to the collaboration.
The grant is for 142k over 3 years. This funding stream includes contributions to the
OU of 40k as overhead, 11k as computing equipment and consumables, and 6k
as secretarial support.
Robin Barnard
The National Astronomy Meeting, Dublin Castle, 7-11 April
The first Constellation-X Workshop, Columbia University, New York, 4-8 May
Barrie Jones
I organised this 90-minute session, which consisted of a series of review talks
outlining the history of the search for exoplanets, the methods currently being
used to find them, and the properties of the known exoplanets.
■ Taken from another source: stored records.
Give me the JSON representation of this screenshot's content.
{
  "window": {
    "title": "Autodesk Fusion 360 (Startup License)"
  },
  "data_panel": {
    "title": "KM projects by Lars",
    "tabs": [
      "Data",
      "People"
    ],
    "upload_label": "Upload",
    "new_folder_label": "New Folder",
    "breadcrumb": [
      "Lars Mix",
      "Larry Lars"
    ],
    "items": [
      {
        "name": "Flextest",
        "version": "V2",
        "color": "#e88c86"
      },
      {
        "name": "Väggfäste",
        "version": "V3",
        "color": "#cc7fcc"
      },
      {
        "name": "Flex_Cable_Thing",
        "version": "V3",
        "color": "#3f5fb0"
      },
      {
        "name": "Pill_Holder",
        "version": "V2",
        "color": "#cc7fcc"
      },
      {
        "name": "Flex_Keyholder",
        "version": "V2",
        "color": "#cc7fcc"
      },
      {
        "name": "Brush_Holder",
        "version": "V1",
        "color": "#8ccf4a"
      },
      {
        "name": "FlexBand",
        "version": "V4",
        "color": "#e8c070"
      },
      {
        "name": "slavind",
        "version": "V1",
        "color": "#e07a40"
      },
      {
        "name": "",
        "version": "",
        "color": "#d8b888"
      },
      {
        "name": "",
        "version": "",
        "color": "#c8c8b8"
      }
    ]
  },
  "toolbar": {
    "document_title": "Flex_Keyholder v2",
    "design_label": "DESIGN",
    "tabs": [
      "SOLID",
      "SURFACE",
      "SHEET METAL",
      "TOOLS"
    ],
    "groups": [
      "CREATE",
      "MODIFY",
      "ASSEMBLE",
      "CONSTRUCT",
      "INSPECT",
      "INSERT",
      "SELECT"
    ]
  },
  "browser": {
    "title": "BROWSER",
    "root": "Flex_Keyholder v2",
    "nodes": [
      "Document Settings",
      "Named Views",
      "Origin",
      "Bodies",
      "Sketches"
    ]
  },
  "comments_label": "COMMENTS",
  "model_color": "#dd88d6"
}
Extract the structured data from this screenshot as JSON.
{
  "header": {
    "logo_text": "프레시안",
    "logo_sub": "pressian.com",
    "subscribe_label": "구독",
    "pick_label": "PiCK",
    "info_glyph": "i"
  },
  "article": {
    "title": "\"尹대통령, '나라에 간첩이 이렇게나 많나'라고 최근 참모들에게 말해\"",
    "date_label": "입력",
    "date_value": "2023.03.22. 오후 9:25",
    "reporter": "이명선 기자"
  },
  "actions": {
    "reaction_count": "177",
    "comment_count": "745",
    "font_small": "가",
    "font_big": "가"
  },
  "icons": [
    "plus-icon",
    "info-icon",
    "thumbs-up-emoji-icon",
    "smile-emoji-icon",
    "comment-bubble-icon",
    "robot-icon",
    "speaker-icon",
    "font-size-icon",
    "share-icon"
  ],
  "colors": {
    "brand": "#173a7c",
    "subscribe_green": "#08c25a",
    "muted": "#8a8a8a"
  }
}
At present just
over 100 exoplanets have been discovered, but we are probably on the edge
of a flood of new discoveries. All the confirmed exoplanets are much more
massive than the Earth, and more like our giant planets in composition - rich in
hydrogen, helium, or water. Earth-mass planets could be discovered now by
gravitational microlensing, and by other techniques in a few years time
Nigel Mason
I have been invited to give several presentations at international meetings
A plenary talk at the Iberian Meeting on Atomic and Molecular Physics part of
the Centennial meeting of the Spanish Institute of Physics and Royal society of
Chemistry. This meeting had no less than 9 Nobel laureates speaking and the
largest conference dinner I have ever been to with a sit down meal for 1200!
I am also an invited speaker at:
The International Conference on Atomic, Electronic and Photonic Collisions in
Stockholm, Sweden
The Electron Molecule Symposium in Prague, Czech Republic
The EU -Japan Symposium on Plasma Processing also held in Stockholm Sweden
I gave a talk on Molecular spectroscopy in the interstellar medium at NAM 2003
in Dublin.
A plenary talk at the Ion storage ring conference in Aarhus Denmark
and seminars in both the university of Cologne and Freie University Berlin as well
as to the applied Maths Department at the OU .
I have also given three local talks. One to the British Association local members
and two school talks. One to Ousedale School in Newport Pagnell (as part of
their annual Astronomy day); the other was at a meeting of the Head of
sciences in the Haylesbury schools group held at Bedford school. I think we
should do more to link with local schools !